This diary will be real short. But I had never thought that closing a bank account would feel as good as it felt just now. Bank of America has been my bank for five years- since I was 17 years old- and it was the right time to switch.
I could not longer continue to talk about the evils of large corporations and banks while my money (which, granted, doesn't amount to much at the moment) was in perhaps the largest culprit- Bank of America.
When I was a kid, my parents taught me the value of smart investing. I had a joint savings account from the time I was 8 ($1 minimum!) at a local bank, but by the time I was 16 nearing 17, I finally had a job, my family had moved, and I wanted a bank that was more convenient. So I joined Bank of America, after hearing of their "free" "CampusEdge" checking account offer. I opened a checking and savings account, eager to see my money grow! (Free meaning no monthly fees, yet somehow new fees kept popping up anyway).
I then got a little more involved in politics. I started college, at a good state school, and one of the issues I was most interested in was the massive wealth inequality growing at an amazing rate. I had a few questions:
-- Why am I over 50,000 dollars in debt to get an education, despite a perfect GPA? When I graduate with a liberal arts degree, I'm quite likely going to need to go to law school if I want to pay off my loans (which is the plan now, and I am going to a top law school in a year or two), but this requires another ~100,000 dollars or more in loans. Others, in other countries, don't seem to need to deal with this, at least on the same scale. Why here?
-- Why does it seem like there are only two kinds of economic stories now in the news- most talking about people having trouble making ends meet; but others talking about private islands and jets and space travel and profits for GE and Exxon?
-- Why do large banks like Bank of America continue to post record profits, yet deny my family members the opportunities for loans to start small businesses? How can Bank of America get billions of dollars from the government yet continue to take peoples homes, sometimes unlawfully?
I had never really considered that having my money invested in a bank like BofA was a part of the problem. It just never occurred to me, until now. After reading (fairly obsessively) about #OccupyWallStreet, now spreading across the country, I was a bit disappointed that I cannot be in New York for more than a few days for this. I'll be helping out the Occupy DC and Occupy Baltimore protests, but there is little I can do directly because I am a full time student in the area, and also work two full days a week.

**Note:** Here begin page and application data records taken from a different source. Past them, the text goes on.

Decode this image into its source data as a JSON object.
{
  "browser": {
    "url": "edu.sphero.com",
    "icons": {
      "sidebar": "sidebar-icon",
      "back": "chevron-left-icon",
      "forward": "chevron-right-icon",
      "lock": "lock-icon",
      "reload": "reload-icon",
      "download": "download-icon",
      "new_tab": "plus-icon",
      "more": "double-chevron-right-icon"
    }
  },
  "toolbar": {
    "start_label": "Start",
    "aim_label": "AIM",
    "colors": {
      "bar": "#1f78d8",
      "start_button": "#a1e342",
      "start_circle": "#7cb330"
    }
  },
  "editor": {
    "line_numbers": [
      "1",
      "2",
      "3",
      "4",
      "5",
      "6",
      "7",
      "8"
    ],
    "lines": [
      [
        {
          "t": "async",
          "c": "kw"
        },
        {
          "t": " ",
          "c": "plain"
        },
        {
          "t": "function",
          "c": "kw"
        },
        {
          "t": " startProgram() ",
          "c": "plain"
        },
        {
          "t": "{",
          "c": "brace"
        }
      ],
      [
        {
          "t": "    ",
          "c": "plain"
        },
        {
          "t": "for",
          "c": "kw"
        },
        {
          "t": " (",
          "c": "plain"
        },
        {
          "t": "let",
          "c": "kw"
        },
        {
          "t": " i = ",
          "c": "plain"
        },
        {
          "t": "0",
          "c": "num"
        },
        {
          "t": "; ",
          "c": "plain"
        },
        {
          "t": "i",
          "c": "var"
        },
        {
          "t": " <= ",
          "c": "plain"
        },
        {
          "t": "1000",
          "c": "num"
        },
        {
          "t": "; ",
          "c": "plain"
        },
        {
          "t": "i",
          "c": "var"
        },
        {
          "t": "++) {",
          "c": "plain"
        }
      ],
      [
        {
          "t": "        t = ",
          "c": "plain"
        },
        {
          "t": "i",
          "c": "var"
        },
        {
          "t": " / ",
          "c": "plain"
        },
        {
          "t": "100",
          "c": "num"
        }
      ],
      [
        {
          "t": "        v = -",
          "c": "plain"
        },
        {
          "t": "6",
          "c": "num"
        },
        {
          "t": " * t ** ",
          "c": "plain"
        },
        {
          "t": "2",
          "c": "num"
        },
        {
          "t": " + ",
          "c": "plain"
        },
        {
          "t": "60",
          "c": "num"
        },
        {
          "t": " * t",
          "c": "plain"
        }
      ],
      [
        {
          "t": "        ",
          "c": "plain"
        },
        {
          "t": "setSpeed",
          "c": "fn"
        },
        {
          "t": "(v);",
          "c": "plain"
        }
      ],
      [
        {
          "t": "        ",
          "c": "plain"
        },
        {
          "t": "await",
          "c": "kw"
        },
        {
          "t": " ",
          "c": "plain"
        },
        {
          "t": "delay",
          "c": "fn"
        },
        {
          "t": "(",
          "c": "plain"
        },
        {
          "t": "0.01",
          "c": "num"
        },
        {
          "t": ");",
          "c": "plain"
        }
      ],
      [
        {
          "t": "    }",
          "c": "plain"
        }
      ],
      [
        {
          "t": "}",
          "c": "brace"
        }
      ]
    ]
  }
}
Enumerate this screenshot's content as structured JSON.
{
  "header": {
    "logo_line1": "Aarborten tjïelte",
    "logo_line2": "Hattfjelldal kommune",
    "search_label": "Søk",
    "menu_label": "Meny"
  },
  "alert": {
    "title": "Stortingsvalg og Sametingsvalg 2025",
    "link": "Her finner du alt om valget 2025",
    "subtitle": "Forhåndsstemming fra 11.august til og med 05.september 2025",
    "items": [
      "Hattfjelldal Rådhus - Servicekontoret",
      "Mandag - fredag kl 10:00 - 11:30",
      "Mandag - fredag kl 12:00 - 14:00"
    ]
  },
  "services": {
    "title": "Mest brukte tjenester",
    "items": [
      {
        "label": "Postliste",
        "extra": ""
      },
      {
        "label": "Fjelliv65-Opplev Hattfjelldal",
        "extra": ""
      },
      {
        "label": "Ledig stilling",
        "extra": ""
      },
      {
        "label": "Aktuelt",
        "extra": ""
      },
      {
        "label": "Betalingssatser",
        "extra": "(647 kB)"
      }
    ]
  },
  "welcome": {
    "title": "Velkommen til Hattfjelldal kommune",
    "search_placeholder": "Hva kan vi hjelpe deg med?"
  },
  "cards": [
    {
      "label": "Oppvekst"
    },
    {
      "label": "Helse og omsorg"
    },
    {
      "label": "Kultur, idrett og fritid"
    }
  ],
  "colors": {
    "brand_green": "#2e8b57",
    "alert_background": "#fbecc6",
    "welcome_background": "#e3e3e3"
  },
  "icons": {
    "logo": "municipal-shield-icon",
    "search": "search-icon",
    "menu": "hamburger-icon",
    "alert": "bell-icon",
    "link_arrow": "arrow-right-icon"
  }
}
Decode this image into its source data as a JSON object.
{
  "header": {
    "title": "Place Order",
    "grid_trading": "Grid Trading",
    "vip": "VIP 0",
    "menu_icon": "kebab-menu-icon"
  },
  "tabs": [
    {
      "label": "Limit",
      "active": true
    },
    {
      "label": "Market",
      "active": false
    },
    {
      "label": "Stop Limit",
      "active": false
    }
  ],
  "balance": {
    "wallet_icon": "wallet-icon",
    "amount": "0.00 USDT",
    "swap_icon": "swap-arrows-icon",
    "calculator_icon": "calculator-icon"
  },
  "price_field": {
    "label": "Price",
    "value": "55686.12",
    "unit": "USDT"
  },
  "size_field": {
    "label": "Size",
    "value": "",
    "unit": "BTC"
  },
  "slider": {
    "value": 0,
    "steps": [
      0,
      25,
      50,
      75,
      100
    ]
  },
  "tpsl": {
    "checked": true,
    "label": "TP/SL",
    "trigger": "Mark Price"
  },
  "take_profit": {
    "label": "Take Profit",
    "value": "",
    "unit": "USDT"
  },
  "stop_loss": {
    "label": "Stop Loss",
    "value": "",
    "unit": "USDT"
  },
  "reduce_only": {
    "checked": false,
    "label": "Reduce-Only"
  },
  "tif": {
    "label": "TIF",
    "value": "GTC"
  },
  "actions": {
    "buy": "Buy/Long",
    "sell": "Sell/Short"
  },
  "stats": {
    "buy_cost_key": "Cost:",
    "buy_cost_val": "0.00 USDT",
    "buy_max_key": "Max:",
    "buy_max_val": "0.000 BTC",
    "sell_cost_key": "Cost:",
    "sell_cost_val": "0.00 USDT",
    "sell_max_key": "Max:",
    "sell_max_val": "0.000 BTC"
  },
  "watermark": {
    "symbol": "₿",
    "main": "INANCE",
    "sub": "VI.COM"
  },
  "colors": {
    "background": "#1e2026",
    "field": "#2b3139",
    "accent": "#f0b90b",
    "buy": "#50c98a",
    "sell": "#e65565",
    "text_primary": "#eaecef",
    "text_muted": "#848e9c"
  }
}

So what can I do? Other than a small contribution, I feel a bit powerless. We finally have our social justice movement sprouting up, yet there isn't too much I can do to help.
But at least I shouldn't be part of the problem. I joined a statewide credit union where members make all the decisions.
One member, one vote. Democracy.
No hidden fees and charges making a few people at the top rich.
NOT FOR PROFIT.
I'm just not sure why I didn't do this sooner. And I feel that much less hypocritical now that I know that every time I use my debit card, I am not essentially contributing to Bank of America. Bank of America no longer has my money. Bank of America will never send me another statement, or charge me for using my own money.
My money isn't going to matter much to them. But I've talked to several people that have done the same thing, after hearing of the new $5 a month debit card fee starting next year. My money might not matter to them, but lots of people doing this will.
I feel so much better talking about the greed and evils of big corporations now that I know that I am not helping one every time I buy a coffee.
Quick Update: Great comment by Winterpark, pretty much summing it up: "As a former banker. If people realized that that maintenance fee is them charging you for the privilege of using YOUR OWN money and then making at least 5-10 percentage points on it while you make squat, I think alot of people would run not walk from their banks."